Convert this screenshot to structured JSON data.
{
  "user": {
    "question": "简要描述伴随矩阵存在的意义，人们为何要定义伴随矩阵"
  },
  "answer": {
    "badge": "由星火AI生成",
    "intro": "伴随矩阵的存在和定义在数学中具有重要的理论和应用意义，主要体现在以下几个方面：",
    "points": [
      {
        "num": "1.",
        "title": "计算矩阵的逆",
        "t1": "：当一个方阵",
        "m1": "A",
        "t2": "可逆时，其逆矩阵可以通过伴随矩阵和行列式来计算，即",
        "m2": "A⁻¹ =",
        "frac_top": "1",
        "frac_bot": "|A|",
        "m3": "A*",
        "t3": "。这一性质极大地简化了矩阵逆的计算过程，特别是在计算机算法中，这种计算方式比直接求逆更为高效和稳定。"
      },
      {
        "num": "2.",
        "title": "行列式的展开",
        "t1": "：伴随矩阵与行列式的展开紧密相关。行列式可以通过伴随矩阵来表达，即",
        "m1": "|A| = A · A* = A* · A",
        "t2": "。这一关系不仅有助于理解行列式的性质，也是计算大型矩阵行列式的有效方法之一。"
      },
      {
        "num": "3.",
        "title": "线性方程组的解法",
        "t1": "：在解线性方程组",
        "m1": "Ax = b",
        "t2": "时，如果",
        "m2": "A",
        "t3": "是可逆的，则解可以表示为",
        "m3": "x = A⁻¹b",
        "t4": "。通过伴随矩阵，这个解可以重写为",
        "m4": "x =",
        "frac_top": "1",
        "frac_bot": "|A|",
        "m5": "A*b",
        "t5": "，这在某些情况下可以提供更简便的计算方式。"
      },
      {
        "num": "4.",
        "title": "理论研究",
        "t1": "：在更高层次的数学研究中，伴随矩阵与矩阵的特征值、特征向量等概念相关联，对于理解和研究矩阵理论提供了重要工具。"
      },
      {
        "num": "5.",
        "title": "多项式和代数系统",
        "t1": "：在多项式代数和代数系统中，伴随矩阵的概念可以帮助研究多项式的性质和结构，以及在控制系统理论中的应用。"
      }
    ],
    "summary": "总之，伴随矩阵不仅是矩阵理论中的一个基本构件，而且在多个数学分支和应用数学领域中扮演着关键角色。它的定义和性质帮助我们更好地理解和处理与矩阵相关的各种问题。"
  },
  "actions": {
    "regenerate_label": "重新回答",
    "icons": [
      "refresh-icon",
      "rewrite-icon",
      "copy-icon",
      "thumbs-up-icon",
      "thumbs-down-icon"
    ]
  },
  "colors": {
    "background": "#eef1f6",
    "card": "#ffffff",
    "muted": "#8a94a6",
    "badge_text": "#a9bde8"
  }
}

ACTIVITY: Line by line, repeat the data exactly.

SOLUTION:
Convert this screenshot to structured JSON data.
{
  "user": {
    "question": "简要描述伴随矩阵存在的意义，人们为何要定义伴随矩阵"
  },
  "answer": {
    "badge": "由星火AI生成",
    "intro": "伴随矩阵的存在和定义在数学中具有重要的理论和应用意义，主要体现在以下几个方面：",
    "points": [
      {
        "num": "1.",
        "title": "计算矩阵的逆",
        "t1": "：当一个方阵",
        "m1": "A",
        "t2": "可逆时，其逆矩阵可以通过伴随矩阵和行列式来计算，即",
        "m2": "A⁻¹ =",
        "frac_top": "1",
        "frac_bot": "|A|",
        "m3": "A*",
        "t3": "。这一性质极大地简化了矩阵逆的计算过程，特别是在计算机算法中，这种计算方式比直接求逆更为高效和稳定。"
      },
      {
        "num": "2.",
        "title": "行列式的展开",
        "t1": "：伴随矩阵与行列式的展开紧密相关。行列式可以通过伴随矩阵来表达，即",
        "m1": "|A| = A · A* = A* · A",
        "t2": "。这一关系不仅有助于理解行列式的性质，也是计算大型矩阵行列式的有效方法之一。"
      },
      {
        "num": "3.",
        "title": "线性方程组的解法",
        "t1": "：在解线性方程组",
        "m1": "Ax = b",
        "t2": "时，如果",
        "m2": "A",
        "t3": "是可逆的，则解可以表示为",
        "m3": "x = A⁻¹b",
        "t4": "。通过伴随矩阵，这个解可以重写为",
        "m4": "x =",
        "frac_top": "1",
        "frac_bot": "|A|",
        "m5": "A*b",
        "t5": "，这在某些情况下可以提供更简便的计算方式。"
      },
      {
        "num": "4.",
        "title": "理论研究",
        "t1": "：在更高层次的数学研究中，伴随矩阵与矩阵的特征值、特征向量等概念相关联，对于理解和研究矩阵理论提供了重要工具。"
      },
      {
        "num": "5.",
        "title": "多项式和代数系统",
        "t1": "：在多项式代数和代数系统中，伴随矩阵的概念可以帮助研究多项式的性质和结构，以及在控制系统理论中的应用。"
      }
    ],
    "summary": "总之，伴随矩阵不仅是矩阵理论中的一个基本构件，而且在多个数学分支和应用数学领域中扮演着关键角色。它的定义和性质帮助我们更好地理解和处理与矩阵相关的各种问题。"
  },
  "actions": {
    "regenerate_label": "重新回答",
    "icons": [
      "refresh-icon",
      "rewrite-icon",
      "copy-icon",
      "thumbs-up-icon",
      "thumbs-down-icon"
    ]
  },
  "colors": {
    "background": "#eef1f6",
    "card": "#ffffff",
    "muted": "#8a94a6",
    "badge_text": "#a9bde8"
  }
}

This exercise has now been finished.